“I feel like it's really hard now with social media because there is this literal measure of success that can be both distracting and discouraging. But, essentially, if you work hard and you do good work, then the success will hopefully follow.”
When she stopped putting energy into comparison, Beci freed the energy for her own work and was able to inch towards her own version of success. “Once I stopped worrying about what other people were doing, that energy was redirected and I started to focus on what I was doing and worked hard towards that.”
This shift allowed Beci to use her skills to help bring others up the ladder of success with her. She’s now known to be a great mentor to young Australian designers and artists. For her it’s a way to make a difference and help people find their own energy and momentum.
“The work I do is essentially just making things look nice as a designer. Of course there are designers who create things that do change people's lives, but I’m not one of them,” she says. “But what I can do is make the world better by sharing ideas, passing on what I have learned so people can take that and have a positive influence that way by promoting anybody who feels like they are going to find it harder to get somewhere.”
Although they have figured out how to define success for themselves, it doesn’t mean Mr Bingo, Mari and Beci always feel they’ve “made it.”
“Sometimes I’ll be sipping champagne on a business class flight to a conference to be paid to tell people about my life, which in some ways does feel like I’ve made it,” Mr Bingo says. “But just before I go on stage at said conference, I’m hit with imposter syndrome and think I’ve done nothing, I am nobody, and I’m there by mistake.”

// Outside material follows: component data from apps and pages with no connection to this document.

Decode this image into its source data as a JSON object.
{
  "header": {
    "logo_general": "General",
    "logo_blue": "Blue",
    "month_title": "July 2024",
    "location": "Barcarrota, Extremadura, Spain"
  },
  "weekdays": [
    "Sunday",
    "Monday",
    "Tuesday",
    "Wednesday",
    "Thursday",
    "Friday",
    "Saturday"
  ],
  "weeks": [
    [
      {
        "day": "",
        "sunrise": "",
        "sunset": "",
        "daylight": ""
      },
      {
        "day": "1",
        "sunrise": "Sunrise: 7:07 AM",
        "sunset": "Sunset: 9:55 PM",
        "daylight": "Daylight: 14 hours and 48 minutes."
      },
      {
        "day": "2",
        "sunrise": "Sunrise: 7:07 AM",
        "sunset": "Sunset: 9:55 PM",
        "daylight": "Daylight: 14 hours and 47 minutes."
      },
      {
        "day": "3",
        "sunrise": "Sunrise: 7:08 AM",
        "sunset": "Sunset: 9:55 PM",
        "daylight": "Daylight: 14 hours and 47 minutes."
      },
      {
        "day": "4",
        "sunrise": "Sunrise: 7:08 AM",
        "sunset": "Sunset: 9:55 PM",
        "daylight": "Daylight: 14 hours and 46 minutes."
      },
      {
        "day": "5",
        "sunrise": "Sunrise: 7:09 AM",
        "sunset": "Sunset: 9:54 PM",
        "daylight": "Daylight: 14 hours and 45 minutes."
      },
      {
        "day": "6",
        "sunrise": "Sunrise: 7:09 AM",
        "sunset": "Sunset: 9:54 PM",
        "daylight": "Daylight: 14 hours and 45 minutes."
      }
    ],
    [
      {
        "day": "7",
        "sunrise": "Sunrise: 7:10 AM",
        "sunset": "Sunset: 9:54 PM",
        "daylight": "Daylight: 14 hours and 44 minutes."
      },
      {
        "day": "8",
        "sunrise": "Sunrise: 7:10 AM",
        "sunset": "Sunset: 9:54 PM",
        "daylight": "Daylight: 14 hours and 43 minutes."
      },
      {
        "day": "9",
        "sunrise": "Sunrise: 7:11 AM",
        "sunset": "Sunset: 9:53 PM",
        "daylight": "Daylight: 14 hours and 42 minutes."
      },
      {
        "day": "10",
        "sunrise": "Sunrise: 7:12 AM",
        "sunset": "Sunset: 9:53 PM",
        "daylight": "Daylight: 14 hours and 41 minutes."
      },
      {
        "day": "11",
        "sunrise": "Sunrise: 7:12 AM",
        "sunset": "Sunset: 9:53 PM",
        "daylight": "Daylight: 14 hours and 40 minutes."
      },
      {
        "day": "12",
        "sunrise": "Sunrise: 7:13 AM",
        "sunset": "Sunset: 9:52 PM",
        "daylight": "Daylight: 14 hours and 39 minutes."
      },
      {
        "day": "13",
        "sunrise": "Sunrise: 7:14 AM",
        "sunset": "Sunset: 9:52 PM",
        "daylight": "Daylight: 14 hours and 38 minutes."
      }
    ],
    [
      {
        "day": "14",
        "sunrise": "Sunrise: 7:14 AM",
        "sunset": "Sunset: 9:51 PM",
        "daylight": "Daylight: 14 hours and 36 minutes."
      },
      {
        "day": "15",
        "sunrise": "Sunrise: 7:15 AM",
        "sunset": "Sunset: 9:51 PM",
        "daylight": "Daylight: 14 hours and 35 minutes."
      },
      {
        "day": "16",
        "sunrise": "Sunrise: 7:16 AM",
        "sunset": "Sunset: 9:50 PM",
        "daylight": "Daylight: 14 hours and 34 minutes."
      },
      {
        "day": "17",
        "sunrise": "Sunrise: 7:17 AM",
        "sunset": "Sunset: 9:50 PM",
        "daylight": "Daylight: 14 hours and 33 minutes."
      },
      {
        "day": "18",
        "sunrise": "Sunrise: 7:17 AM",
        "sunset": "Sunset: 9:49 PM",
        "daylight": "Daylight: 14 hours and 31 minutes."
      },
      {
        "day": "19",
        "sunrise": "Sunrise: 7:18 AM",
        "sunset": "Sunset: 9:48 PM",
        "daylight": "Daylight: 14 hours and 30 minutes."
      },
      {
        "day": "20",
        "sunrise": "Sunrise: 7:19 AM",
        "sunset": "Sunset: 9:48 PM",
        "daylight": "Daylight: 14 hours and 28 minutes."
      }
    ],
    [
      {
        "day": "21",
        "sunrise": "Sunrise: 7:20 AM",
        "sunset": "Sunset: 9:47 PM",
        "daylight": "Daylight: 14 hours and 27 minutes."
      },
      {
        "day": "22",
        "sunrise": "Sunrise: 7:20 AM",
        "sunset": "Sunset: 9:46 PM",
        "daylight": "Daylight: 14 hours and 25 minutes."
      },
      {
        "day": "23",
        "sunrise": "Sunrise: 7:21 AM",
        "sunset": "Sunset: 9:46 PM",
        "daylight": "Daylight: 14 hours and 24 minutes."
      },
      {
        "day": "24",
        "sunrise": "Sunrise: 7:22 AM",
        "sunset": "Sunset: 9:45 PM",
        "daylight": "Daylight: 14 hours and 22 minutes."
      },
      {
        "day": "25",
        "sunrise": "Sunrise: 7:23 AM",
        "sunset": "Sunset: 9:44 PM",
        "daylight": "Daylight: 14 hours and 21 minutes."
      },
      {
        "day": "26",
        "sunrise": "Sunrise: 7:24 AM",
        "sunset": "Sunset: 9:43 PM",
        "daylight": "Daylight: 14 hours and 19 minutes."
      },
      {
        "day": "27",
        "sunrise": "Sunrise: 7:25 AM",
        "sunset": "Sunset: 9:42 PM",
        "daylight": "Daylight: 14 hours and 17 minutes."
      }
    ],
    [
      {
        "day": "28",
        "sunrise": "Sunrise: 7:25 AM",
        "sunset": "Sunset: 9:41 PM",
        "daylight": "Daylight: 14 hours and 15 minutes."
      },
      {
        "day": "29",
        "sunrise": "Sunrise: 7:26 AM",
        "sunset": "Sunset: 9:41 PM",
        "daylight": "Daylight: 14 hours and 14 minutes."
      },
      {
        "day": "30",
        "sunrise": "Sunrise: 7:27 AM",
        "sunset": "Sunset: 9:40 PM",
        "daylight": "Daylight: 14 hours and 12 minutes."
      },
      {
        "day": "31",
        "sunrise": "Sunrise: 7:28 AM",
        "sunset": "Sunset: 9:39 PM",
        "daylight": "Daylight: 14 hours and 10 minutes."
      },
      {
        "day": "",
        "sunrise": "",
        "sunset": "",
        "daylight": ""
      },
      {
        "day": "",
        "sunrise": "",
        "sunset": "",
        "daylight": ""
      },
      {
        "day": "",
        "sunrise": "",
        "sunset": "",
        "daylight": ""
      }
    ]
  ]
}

Our views of our creative work can resemble a Newton’s cradle, the pendulum swinging from assured confidence, to feeling like a complete intruder into a world you know nothing about. But perhaps it’s that swing that motivates creatives to strive for success.
“As a creative person, all you’re really motivated by is making new things and getting new reactions from people, so you can never make it, you’re just constantly striving to be better and make something new,” Mr Bingo adds.
Without striving to do new things, we would be left with complacency, Beci says. “It’s really easy to rest on your laurels and keep doing the same thing – especially as you get older – but I think that’s stifling for creativity.”
Getting outside your comfort zone is key. “You have to keep pushing yourself forward and trying new things – and that doesn’t necessarily have to be creative, it could be something like public speaking.”
There is a fine balance between striving to do new things and appreciating what you have achieved. For Mari, remembering all creative work is a process helps to find that equilibrium. “I think I've ‘made it’ in that I have people who want to hear what I have to say – what a dream – but I know it could go away at any moment,” she says.
“I am so grateful for where I am, but life is fluid, surprising, strange, and much bigger than we could ever imagine. The minute you think you've arrived is the minute that everything crumbles and you have to rebuild.”